I think many will agree that you cant really know or understand a framework or library until you actually build something with it (note I don’t count WCF in this – that framework is just a pain in the ass).
Over the last few months I have been building & prototyping games with the WebGL library three.js.
During the games development have found numerous forum posts asking how to accomplish various (simple-ish) tasks in three.js such as selecting an object with the mouse, move it from one position to another and collision detection. I can tell you how to do all this & have come across a few tips and tricks that I thought others might find useful so have decided to blog about the games development.
In this first post I will be covering the background to my game so if you are after technical details come back next time..
One of my earliest WebGL experiments involved creating a simple car game & integrating the physics engine Physijs.
It looked like this:
Yeah Forza probably isn’t in any danger..
In this example you can use the cop car to ram the green column (don’t do this – the police would be very upset) which then topples over depending on the speed it is hit at.
Integrating the physics library was surprisingly easy and it took care of much of the complexity albeit with the caveat that the occasional odd thing would happen and the vehicle would take off spiraling off into space.
One of the interesting things creating this little example gave me was an appreciation of the subtleties that go into game development. Making a game feel right is surprisingly hard. E.g with a car game you don’t want to feel if the car is floating above the surface & you want to make the acceleration feel like you are shifting up through gears etc etc.
Anyway I tired of this and started a new project to create a new game, and preferably one that I would actually finish developing.
Developing a game also seemed to be a good excuse to play with some technologies that don’t generally come up in paid employment that I wanted to work with such as:
- WebGL & shaders
- Advanced JS constructs

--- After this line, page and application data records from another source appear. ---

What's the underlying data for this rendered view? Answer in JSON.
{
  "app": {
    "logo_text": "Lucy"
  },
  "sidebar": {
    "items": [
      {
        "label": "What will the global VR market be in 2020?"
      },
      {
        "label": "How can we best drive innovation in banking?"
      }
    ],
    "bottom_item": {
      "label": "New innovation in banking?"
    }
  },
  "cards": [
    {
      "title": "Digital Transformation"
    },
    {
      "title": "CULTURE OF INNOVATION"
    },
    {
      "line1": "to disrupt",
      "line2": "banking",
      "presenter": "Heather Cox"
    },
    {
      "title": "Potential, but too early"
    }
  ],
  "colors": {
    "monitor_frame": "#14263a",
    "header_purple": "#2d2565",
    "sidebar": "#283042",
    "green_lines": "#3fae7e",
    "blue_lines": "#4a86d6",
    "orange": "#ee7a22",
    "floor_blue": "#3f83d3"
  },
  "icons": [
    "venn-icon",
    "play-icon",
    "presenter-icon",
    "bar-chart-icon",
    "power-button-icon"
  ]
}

- Possibly Angular for the UI of the game although I remain undecided on this
- Something to keep game sessions in sync (currently SignalR)
- Web workers
- Audio API
What type of game to create?
During my childhood my favorite games were “god” or turn based strategy games (hmm not sure what that says about me) and two of my favorite were a game called Populous and another Lords of Chaos.
Below is a screenshot of Populous:
In populous you are a god in charge of the blue tribe who has the aim of destroying the red tribe (not sure why they hatted the red guys). This was accomplished through flattening the terrain which led to your tribe being able to build better villages & casting spells to destroy your opponent & their tribe.
The other game I enjoyed was Lords of Chaos. The basic premise is simple – you have to destroy the other wizard/player. Each turn you have a certain number of action points you can spend to walk around the randomly generated environment & cast spells and then your turn is over.
So I decided I wanted to build a game with aspects of both Populous & Lords of Chaos although it is developing into something else as I go along.
If you have stayed with me this far you are probably wondering what my game looks like at the moment.
Well er its not the prettiest thing:
Yeah it doesn’t look like too much but there is actually a lot of functionality here that has taken months to develop.
One of the things I did was prototype the tricky areas of functionality before putting anything together. For example in a turn based strategy game I am pretty sure that I will need to select stuff, move it around and detect when objects collide.
In the game you can do the following so far:
- Move stuff around the environment
- Generate maps from terrain files (well a terrain file consists of 2 arrays storing tile type, height)
- Objects can only move a configurable distance
- When selecting an object it shows the range they can move to (that’s the light grey highlight square in the pic above)
- The white cube can attack the red cube – but only when its adjacent to it
- Syncing of environment between sessions – e.g. so 2 people can play the game on different machines
- The ability to move the viewport around in all directions